Ragdoll Rating: 3/5 Buttons
Recommended For: Experienced Buddhist practitioners, people wanting insight on the Chan (Chinese Zen) path
About the Book…
The content of Illuminating Silence comes from Master Sheng Yen, a Chinese Chan master. The book contains edited transcripts of the talks Master Yen gave over the course of two week-long retreats in Wales. The talks were given in Chinese by Master Yen, translated by a Mr Ming Yee and transcribed by Dr Crook.
What I thought…
I found this book to be difficult but interesting read. I suppose the only review I can give about this book is based in the fact that I am having such difficulty in thinking of anything – at all – to say about it.

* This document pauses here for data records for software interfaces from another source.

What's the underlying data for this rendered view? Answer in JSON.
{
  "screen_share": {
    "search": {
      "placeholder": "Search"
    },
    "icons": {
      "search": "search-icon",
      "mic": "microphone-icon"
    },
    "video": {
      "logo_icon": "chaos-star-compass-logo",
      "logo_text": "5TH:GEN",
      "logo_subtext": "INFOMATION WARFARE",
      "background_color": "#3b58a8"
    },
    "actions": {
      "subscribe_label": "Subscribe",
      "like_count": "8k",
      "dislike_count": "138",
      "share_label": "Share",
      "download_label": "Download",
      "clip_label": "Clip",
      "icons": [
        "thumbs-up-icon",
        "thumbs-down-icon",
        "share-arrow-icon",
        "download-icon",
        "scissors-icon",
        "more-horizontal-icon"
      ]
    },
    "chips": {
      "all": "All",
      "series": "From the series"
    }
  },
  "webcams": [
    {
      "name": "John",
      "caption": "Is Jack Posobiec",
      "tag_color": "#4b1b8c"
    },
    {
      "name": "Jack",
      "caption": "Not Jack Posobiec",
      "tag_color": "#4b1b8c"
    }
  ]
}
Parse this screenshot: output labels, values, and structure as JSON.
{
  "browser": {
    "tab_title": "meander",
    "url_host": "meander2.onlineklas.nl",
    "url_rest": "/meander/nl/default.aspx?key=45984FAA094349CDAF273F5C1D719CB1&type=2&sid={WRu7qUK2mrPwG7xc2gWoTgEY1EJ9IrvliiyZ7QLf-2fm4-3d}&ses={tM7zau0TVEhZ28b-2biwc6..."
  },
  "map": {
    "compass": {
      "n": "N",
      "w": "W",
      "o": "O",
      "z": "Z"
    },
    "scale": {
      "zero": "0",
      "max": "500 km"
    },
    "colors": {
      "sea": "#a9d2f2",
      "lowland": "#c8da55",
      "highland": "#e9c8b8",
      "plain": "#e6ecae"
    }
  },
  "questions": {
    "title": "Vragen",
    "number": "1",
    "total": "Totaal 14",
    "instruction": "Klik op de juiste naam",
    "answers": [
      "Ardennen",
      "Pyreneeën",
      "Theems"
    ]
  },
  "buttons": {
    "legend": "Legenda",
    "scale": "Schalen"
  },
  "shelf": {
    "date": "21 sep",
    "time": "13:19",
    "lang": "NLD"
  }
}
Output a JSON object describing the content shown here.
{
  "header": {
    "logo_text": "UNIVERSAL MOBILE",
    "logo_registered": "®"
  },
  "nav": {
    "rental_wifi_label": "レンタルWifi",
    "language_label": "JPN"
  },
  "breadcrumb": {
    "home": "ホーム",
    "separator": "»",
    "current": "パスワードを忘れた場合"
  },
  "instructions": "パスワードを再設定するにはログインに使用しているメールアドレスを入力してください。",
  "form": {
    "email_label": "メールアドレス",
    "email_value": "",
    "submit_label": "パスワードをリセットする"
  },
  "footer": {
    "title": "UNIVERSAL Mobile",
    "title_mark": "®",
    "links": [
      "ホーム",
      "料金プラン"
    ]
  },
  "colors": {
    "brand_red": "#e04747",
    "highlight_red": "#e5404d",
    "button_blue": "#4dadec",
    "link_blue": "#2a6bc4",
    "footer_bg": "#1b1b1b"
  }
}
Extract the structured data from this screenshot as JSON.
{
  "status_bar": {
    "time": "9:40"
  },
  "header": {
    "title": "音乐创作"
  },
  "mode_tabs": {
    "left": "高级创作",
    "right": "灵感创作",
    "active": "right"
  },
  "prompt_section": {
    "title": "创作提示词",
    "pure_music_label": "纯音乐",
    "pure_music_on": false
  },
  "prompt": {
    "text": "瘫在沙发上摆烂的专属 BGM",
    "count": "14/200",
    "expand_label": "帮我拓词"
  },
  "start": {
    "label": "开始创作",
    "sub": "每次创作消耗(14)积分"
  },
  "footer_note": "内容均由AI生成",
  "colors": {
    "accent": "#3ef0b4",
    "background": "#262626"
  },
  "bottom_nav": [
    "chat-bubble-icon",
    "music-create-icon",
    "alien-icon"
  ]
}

There is a great deal to learn from this book, I am sure. I think the key problem for me is that these are transcripts, offered without external commentary. This means that if you find yourself confused or lost (as I often did) there is nothing but Master Yen’s words to guide you through it. What I’m saying is that this book is not for the faint of heart and almost certainly not for the beginner. A lot of Chinese words remain untranslated, and although there is a glossary of terms in the back of the book, the unfamiliar vocabulary was hard to cope with.
It took me a long time to finish this book, nearly a month apparently, and to be honest I really don’t think I could tell you more than one thing I learned while reading it. That’s not to say I didn’t learn anything, I distinctly remember many occasions where my understanding of a topic was deepened or a new concept was introduced, I just can’t remember what they were. Perhaps something was lost in the translation, or perhaps I’m just too inexperienced to fully appreciate it.
A lot of time was spent dedicated to dissection of a poem, most of which was lost on me. I’m not good with poetry at the best of times, and poetry in translation…eek!
During my reading, I made a note of one line, something I almost never do. “It is not important to get enlightened quickly.” This, coupled with frequent reminder that you still have to practice even post-enlightenment stuck with me, and actually I think this message on it’s own made the book worth reading.
This book is a tough read, and is probably much more enjoyable with an improved understanding of the topic. Perhaps I’ll read it again some day and find it more accessible.
Please Note: I received a copy of this book via netgalley in exchange for an honest review. The opinions contained within are my own and have not been influenced by any external entity!